▼

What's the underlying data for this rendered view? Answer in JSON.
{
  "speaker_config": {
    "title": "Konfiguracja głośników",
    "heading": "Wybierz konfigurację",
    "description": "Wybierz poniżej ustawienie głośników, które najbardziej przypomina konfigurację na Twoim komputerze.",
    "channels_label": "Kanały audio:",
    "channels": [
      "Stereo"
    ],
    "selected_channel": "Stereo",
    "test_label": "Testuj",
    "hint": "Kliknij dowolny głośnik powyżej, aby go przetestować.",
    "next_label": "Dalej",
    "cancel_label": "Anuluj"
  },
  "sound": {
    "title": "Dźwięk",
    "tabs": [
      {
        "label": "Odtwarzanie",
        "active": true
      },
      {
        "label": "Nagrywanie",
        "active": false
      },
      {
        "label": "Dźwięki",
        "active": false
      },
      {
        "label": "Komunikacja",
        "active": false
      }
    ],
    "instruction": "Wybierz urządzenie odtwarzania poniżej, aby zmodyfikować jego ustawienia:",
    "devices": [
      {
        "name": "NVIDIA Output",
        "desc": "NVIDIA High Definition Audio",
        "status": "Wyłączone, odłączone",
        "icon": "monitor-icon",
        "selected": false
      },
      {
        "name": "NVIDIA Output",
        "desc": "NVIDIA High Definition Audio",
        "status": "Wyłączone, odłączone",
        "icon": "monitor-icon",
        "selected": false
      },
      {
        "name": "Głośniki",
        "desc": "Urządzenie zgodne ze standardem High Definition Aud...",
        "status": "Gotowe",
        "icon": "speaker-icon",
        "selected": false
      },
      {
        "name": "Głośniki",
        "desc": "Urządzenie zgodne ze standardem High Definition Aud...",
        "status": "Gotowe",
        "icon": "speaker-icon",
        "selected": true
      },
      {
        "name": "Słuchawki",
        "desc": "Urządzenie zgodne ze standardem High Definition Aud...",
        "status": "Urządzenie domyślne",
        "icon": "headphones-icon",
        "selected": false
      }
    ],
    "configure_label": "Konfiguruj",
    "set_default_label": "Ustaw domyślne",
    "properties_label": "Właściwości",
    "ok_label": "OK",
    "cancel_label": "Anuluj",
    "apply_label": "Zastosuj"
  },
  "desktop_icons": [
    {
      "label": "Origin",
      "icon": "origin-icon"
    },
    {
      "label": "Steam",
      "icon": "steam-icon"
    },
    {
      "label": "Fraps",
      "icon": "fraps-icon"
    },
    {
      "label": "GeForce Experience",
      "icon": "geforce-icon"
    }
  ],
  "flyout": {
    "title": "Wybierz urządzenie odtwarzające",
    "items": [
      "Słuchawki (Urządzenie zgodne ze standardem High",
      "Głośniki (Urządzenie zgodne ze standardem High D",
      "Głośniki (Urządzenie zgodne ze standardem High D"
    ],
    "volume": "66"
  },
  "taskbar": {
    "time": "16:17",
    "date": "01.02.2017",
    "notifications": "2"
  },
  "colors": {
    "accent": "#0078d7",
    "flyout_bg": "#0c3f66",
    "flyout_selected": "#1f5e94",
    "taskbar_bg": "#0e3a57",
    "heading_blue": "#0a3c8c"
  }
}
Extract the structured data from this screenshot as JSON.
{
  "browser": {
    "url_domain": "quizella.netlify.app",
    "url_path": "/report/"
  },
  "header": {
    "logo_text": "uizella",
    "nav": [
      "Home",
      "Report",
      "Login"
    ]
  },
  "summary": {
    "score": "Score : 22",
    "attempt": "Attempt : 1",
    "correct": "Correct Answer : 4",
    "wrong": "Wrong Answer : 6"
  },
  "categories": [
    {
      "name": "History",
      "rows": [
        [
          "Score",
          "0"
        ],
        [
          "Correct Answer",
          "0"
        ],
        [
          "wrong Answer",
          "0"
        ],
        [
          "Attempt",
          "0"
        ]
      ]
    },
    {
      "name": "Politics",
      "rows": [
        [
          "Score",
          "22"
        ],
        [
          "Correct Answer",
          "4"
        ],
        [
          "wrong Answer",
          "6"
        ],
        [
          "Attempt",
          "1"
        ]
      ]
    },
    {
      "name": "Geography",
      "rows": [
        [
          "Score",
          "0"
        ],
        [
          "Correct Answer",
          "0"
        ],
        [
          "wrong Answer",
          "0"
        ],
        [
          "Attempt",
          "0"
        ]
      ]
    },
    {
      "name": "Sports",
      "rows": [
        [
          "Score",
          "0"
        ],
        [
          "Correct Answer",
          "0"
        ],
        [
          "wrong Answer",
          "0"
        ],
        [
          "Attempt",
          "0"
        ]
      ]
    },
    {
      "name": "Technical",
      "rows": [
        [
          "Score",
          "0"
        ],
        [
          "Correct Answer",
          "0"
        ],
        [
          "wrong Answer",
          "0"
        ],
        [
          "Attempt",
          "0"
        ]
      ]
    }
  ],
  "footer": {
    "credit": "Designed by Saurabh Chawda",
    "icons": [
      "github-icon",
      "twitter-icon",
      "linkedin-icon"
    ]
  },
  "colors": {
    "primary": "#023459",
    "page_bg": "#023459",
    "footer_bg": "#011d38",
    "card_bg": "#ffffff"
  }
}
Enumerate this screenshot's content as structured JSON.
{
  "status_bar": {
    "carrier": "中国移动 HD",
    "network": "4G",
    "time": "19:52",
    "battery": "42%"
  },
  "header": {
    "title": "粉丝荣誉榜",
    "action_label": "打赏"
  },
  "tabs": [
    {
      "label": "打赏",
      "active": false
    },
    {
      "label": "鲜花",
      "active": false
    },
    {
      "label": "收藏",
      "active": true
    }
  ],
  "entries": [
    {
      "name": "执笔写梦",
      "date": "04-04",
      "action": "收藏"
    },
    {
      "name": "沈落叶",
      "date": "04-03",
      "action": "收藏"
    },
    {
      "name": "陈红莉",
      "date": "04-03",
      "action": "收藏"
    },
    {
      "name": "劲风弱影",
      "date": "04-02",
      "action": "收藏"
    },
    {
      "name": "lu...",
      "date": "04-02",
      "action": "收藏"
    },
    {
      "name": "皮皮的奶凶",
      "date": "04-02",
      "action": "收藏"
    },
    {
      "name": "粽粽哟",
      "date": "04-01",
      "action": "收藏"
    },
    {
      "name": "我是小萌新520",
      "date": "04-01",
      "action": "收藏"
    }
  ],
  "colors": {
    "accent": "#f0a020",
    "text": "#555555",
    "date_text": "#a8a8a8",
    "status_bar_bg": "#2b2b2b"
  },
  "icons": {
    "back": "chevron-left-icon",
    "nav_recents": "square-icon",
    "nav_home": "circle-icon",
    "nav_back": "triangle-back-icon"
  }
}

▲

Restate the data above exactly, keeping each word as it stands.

What's the underlying data for this rendered view? Answer in JSON.
{
  "speaker_config": {
    "title": "Konfiguracja głośników",
    "heading": "Wybierz konfigurację",
    "description": "Wybierz poniżej ustawienie głośników, które najbardziej przypomina konfigurację na Twoim komputerze.",
    "channels_label": "Kanały audio:",
    "channels": [
      "Stereo"
    ],
    "selected_channel": "Stereo",
    "test_label": "Testuj",
    "hint": "Kliknij dowolny głośnik powyżej, aby go przetestować.",
    "next_label": "Dalej",
    "cancel_label": "Anuluj"
  },
  "sound": {
    "title": "Dźwięk",
    "tabs": [
      {
        "label": "Odtwarzanie",
        "active": true
      },
      {
        "label": "Nagrywanie",
        "active": false
      },
      {
        "label": "Dźwięki",
        "active": false
      },
      {
        "label": "Komunikacja",
        "active": false
      }
    ],
    "instruction": "Wybierz urządzenie odtwarzania poniżej, aby zmodyfikować jego ustawienia:",
    "devices": [
      {
        "name": "NVIDIA Output",
        "desc": "NVIDIA High Definition Audio",
        "status": "Wyłączone, odłączone",
        "icon": "monitor-icon",
        "selected": false
      },
      {
        "name": "NVIDIA Output",
        "desc": "NVIDIA High Definition Audio",
        "status": "Wyłączone, odłączone",
        "icon": "monitor-icon",
        "selected": false
      },
      {
        "name": "Głośniki",
        "desc": "Urządzenie zgodne ze standardem High Definition Aud...",
        "status": "Gotowe",
        "icon": "speaker-icon",
        "selected": false
      },
      {
        "name": "Głośniki",
        "desc": "Urządzenie zgodne ze standardem High Definition Aud...",
        "status": "Gotowe",
        "icon": "speaker-icon",
        "selected": true
      },
      {
        "name": "Słuchawki",
        "desc": "Urządzenie zgodne ze standardem High Definition Aud...",
        "status": "Urządzenie domyślne",
        "icon": "headphones-icon",
        "selected": false
      }
    ],
    "configure_label": "Konfiguruj",
    "set_default_label": "Ustaw domyślne",
    "properties_label": "Właściwości",
    "ok_label": "OK",
    "cancel_label": "Anuluj",
    "apply_label": "Zastosuj"
  },
  "desktop_icons": [
    {
      "label": "Origin",
      "icon": "origin-icon"
    },
    {
      "label": "Steam",
      "icon": "steam-icon"
    },
    {
      "label": "Fraps",
      "icon": "fraps-icon"
    },
    {
      "label": "GeForce Experience",
      "icon": "geforce-icon"
    }
  ],
  "flyout": {
    "title": "Wybierz urządzenie odtwarzające",
    "items": [
      "Słuchawki (Urządzenie zgodne ze standardem High",
      "Głośniki (Urządzenie zgodne ze standardem High D",
      "Głośniki (Urządzenie zgodne ze standardem High D"
    ],
    "volume": "66"
  },
  "taskbar": {
    "time": "16:17",
    "date": "01.02.2017",
    "notifications": "2"
  },
  "colors": {
    "accent": "#0078d7",
    "flyout_bg": "#0c3f66",
    "flyout_selected": "#1f5e94",
    "taskbar_bg": "#0e3a57",
    "heading_blue": "#0a3c8c"
  }
}
Extract the structured data from this screenshot as JSON.
{
  "browser": {
    "url_domain": "quizella.netlify.app",
    "url_path": "/report/"
  },
  "header": {
    "logo_text": "uizella",
    "nav": [
      "Home",
      "Report",
      "Login"
    ]
  },
  "summary": {
    "score": "Score : 22",
    "attempt": "Attempt : 1",
    "correct": "Correct Answer : 4",
    "wrong": "Wrong Answer : 6"
  },
  "categories": [
    {
      "name": "History",
      "rows": [
        [
          "Score",
          "0"
        ],
        [
          "Correct Answer",
          "0"
        ],
        [
          "wrong Answer",
          "0"
        ],
        [
          "Attempt",
          "0"
        ]
      ]
    },
    {
      "name": "Politics",
      "rows": [
        [
          "Score",
          "22"
        ],
        [
          "Correct Answer",
          "4"
        ],
        [
          "wrong Answer",
          "6"
        ],
        [
          "Attempt",
          "1"
        ]
      ]
    },
    {
      "name": "Geography",
      "rows": [
        [
          "Score",
          "0"
        ],
        [
          "Correct Answer",
          "0"
        ],
        [
          "wrong Answer",
          "0"
        ],
        [
          "Attempt",
          "0"
        ]
      ]
    },
    {
      "name": "Sports",
      "rows": [
        [
          "Score",
          "0"
        ],
        [
          "Correct Answer",
          "0"
        ],
        [
          "wrong Answer",
          "0"
        ],
        [
          "Attempt",
          "0"
        ]
      ]
    },
    {
      "name": "Technical",
      "rows": [
        [
          "Score",
          "0"
        ],
        [
          "Correct Answer",
          "0"
        ],
        [
          "wrong Answer",
          "0"
        ],
        [
          "Attempt",
          "0"
        ]
      ]
    }
  ],
  "footer": {
    "credit": "Designed by Saurabh Chawda",
    "icons": [
      "github-icon",
      "twitter-icon",
      "linkedin-icon"
    ]
  },
  "colors": {
    "primary": "#023459",
    "page_bg": "#023459",
    "footer_bg": "#011d38",
    "card_bg": "#ffffff"
  }
}
Enumerate this screenshot's content as structured JSON.
{
  "status_bar": {
    "carrier": "中国移动 HD",
    "network": "4G",
    "time": "19:52",
    "battery": "42%"
  },
  "header": {
    "title": "粉丝荣誉榜",
    "action_label": "打赏"
  },
  "tabs": [
    {
      "label": "打赏",
      "active": false
    },
    {
      "label": "鲜花",
      "active": false
    },
    {
      "label": "收藏",
      "active": true
    }
  ],
  "entries": [
    {
      "name": "执笔写梦",
      "date": "04-04",
      "action": "收藏"
    },
    {
      "name": "沈落叶",
      "date": "04-03",
      "action": "收藏"
    },
    {
      "name": "陈红莉",
      "date": "04-03",
      "action": "收藏"
    },
    {
      "name": "劲风弱影",
      "date": "04-02",
      "action": "收藏"
    },
    {
      "name": "lu...",
      "date": "04-02",
      "action": "收藏"
    },
    {
      "name": "皮皮的奶凶",
      "date": "04-02",
      "action": "收藏"
    },
    {
      "name": "粽粽哟",
      "date": "04-01",
      "action": "收藏"
    },
    {
      "name": "我是小萌新520",
      "date": "04-01",
      "action": "收藏"
    }
  ],
  "colors": {
    "accent": "#f0a020",
    "text": "#555555",
    "date_text": "#a8a8a8",
    "status_bar_bg": "#2b2b2b"
  },
  "icons": {
    "back": "chevron-left-icon",
    "nav_recents": "square-icon",
    "nav_home": "circle-icon",
    "nav_back": "triangle-back-icon"
  }
}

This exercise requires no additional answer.